A photo of FC Dallas right back Reggie Cannon circulated on Twitter during his team’s match last weekend against the Los Angeles Galaxy.
The image showed 19-year-old Cannon trying to push away Galaxy left back Ashley Cole, who appeared to be screaming at him. Cannon even posted the snapshot on Instagram with the caption, “Work until your idols become your rivals.”
Wednesday after training, Cannon talked about the incident. With a laugh, he shared his account of what really happened: Cole was upset at Dallas’ Reto Ziegler for a call made earlier in the match. Cannon tried playing peacemaker during the halftime ordeal.
“He was an idol of mine growing up,” Cannon said of Cole. “One of the best outside backs in the world, and now I got the chance to play against him. He was a tough challenge and I dealt with it, and I think I became a better player because of it.”
Cannon’s maturity in those situations has made him a key part of the Dallas backline.
Last year, Argentine Hernan Grana started at right back much of the season. Cannon only made one MLS appearance, coming off the bench for one minute Sept. 2 against the New York Red Bulls.

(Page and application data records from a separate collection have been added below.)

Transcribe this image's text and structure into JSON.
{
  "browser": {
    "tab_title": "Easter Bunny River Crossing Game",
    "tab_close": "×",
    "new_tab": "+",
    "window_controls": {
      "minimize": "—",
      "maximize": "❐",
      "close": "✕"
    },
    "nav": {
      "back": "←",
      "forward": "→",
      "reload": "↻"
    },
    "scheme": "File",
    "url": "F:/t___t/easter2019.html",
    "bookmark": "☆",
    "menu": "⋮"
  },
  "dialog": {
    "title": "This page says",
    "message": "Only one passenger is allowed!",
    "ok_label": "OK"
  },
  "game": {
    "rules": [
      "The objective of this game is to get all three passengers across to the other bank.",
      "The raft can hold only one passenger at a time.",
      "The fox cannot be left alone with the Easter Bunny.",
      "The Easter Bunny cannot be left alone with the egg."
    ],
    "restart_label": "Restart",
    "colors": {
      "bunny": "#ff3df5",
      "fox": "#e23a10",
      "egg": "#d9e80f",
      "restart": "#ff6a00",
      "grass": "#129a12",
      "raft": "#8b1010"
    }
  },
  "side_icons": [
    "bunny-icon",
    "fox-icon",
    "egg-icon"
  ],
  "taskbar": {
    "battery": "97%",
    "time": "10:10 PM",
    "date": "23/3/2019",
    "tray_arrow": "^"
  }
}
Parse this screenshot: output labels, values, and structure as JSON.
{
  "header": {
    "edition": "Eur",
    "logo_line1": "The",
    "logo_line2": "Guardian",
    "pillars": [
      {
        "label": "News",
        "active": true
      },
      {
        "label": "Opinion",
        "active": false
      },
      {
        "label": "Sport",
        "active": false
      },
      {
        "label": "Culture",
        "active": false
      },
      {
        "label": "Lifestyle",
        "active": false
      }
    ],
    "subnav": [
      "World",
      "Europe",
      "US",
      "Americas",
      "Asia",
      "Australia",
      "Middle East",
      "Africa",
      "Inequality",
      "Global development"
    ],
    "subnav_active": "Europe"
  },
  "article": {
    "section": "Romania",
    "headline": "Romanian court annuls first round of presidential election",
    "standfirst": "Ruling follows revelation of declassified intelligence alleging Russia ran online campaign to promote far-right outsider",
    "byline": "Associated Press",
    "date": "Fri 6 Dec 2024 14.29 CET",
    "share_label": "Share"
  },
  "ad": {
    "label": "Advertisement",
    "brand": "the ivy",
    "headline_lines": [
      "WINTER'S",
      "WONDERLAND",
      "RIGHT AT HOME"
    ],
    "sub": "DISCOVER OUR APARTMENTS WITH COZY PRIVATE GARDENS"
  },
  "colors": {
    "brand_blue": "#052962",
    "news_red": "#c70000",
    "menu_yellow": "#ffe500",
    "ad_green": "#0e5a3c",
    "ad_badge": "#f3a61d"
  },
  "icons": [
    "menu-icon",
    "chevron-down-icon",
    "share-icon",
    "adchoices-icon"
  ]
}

But after Dallas’ collapse at the end of the season — the team went 2-7-6 in the final three months and missed the postseason due to a tiebreaker since FCD was even in points with San Jose, which took the final Western Conference playoff spot — technical director Fernando Clavijo and company did not renew Grana’s loan from Argentine side Ferro Carril Oeste.
The move signaled a vote of confidence for Cannon entering the 2018 season.
He’s now started every match this season and is third on the team in minutes played with 782, behind only fellow defenders Ziegler and Matt Hedges. Cannon again is expected in the starting XI when Dallas travels to Vancouver for a 4 p.m. ET match Saturday.
During practice leading up to last week’s 3-2 win over the Galaxy, coaches worked with Cannon very closely, watching his every move and getting on him during the attacking phase of play. It’s part of the learning process for the former UCLA Bruin. He’s still working on his offensive and defensive responsibilities week in and week out, analyzing when to go up and attack and when to stay back and defend.
“Oscar keeps telling me each game to keep getting forward and that I’ll get more comfortable,” Cannon said. “I think we saw that in the LA match, where I may have not gotten a lot of crosses off but I made plenty of overlaps, created a lot of space and starting to know when to go forward and when not go. Still kind of judging that, but I think I’m getting better overall.”
Even though Cannon is taking on all of his new responsibilities with poise, he’s still only 19. He has played in 10 total MLS matches and still is learning how to deal with much more physical players. Last weekend it was Zlatan Ibrahimovic. This weekend it will be Kei Kamara.
“I’m starting to learn how to battle against these stronger players,” Cannon said. “They’re maybe not the quickest of players but they know how to post up on you and drop it off to a quicker, more tactical player. Going against [Jo Inge] Berget, [Fanendo] Adi, Ibrahimovic — these players are beating me up, but I’m learning how to deal with them and getting better because of it.”
Cannon’s growth in the last year exemplifies the importance of academies in MLS. The salary cap forces executives to make decisions based on opportunity costs. For some teams, defense is on the lower end of the payroll compared to the attack, which may be full of designated players or players bought down using targeted allocation money.
Personnel decisions become a bit easier when a team has an academy like FC Dallas’, which pumps out professional-caliber players. Cannon was part of Dallas’ developmental academy side that won the U18 Dallas Cup Super Group title last year.
During an interview with Goal.com, FC Dallas coach Oscar Pareja talked about the tactical advantage academy players have when first signed to a professional contract.
“The guys from the academy have an important plus in that they already have the tactical knowledge,” Pareja said. “That’s why it helps us when we change formations like we want to. They already know this side of things, they know the models with four at the back and now with the ideas we have, he can adapt to that and there’s no problem there.”
And as a homegrown player, Cannon has a cap-friendly contract. His $67,500 salary, as reported by the MLS Players Association, was among the lowest of all defensive starters in last week’s matches.
In a league that continues to develop its various player acquisition and spending options — with TAM, the Designated Player rule and more — academies are becoming extremely important. MLS teams are spending more and more money on star players, eyeing continental glory. Academy spending is a way to make up for that, providing budget relief and long-term investments for the roster.
And Dallas’ investment in Cannon is beginning to pay off.